This book sheds light on an important but neglected part of Nazi history - the contribution of new religions to the emergence of Nazi ideology in 1920s and 1930s Germany.
Post -World War I conditions threw Germans into major turmoil. The loss of the war, the Weimar Republic and the punitive Treaty of Versailles all caused widespread discontent and resentment. As a result Germans generally and intellectuals specifically took political, paramilitary, and religious matters into their own hands to achieve national regeneration. Taken together such cultural figures as Jakob Wilhelm Hauer, Mathilde
Ludendorff, Ernst Bergmann, Hans F.K. Günther, and nationalist writers like Hans Grimm created a mind-set that swept across Germany like a tidal wave. By fusing politics, religion, theology, Indo-Aryan metaphysics, literature and Darwinian science they intended to craft a new, genuinely German faith-based political community. What emerged instead was an anti-Semitic totalitarian political regime known as National Socialism. Looking at modern paganism as well as the established Church, Karla Poewe reveals that the new religions founded in the pre-Nazi and Nazi years, especially Jakob Hauer's German Faith Movement, present a model for how German fascism distilled aspects of religious doctrine into political extremism.
New Religions and the Nazis addresses one of the most important questions of the twentieth century
- how and why did Germans come to embrace National Socialism?
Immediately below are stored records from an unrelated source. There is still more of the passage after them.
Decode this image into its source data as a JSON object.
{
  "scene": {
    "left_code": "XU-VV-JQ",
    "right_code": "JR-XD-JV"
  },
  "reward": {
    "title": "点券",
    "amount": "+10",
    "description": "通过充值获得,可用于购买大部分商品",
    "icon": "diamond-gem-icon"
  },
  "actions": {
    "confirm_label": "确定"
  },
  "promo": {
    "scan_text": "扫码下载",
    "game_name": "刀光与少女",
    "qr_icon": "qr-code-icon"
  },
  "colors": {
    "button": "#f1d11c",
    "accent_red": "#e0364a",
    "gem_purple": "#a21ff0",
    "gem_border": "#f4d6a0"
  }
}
Researched from original documents, letters and unpublished papers, including the SS personnel files held in the German Federal Archives, it is an absorbing and fresh approach to the difficulties raised by this deeply significant period of history.
|Publisher:||Taylor & Francis|
|Edition description:||New Edition|
|Product dimensions:||6.10(w) x 9.10(h) x 0.60(d)|
Table of Contents
2. An Overview
3. Hauer and the Bunde: Becoming a National Socialist
4. The Push toward Nazism: Youths and Leaders
5. Hauer's View of Religion
6. The Germanic-deutsch Leg of Hauer's German Faith
7. Organizational Help from Wehrwolf and the SS
8. Hauer and the War of Attrition against Christianity
9. Werner Best: Hauer's Receiver in the SS
10. The Faith of the Nationalists: Narrative and the Third Reich
11. Scientific Neo-Paganism and the Extreme Right Then and Today
Most Helpful Customer Reviews
This is a wonderful book that I wish had been available when I was a student. There are things here that I have never seen anywhere else. Reading it one understands National Socialism much better. In particular the fact that the Nazis hated 'Jewish-Christianity' which they saw as a form of 'cultural imperialism' was a real insight to me. I strongly recommend this book to anyone intersted in the history of the twentieth century, cults and new religions, or the way politicians create and manipulate propaganda.
This is a great book that really helps the reader understand how and why the Nazis acted as they did. It is by far the best book on Nazi ideology that I have read and exposes the real evil of Nazism as well as its seductive power.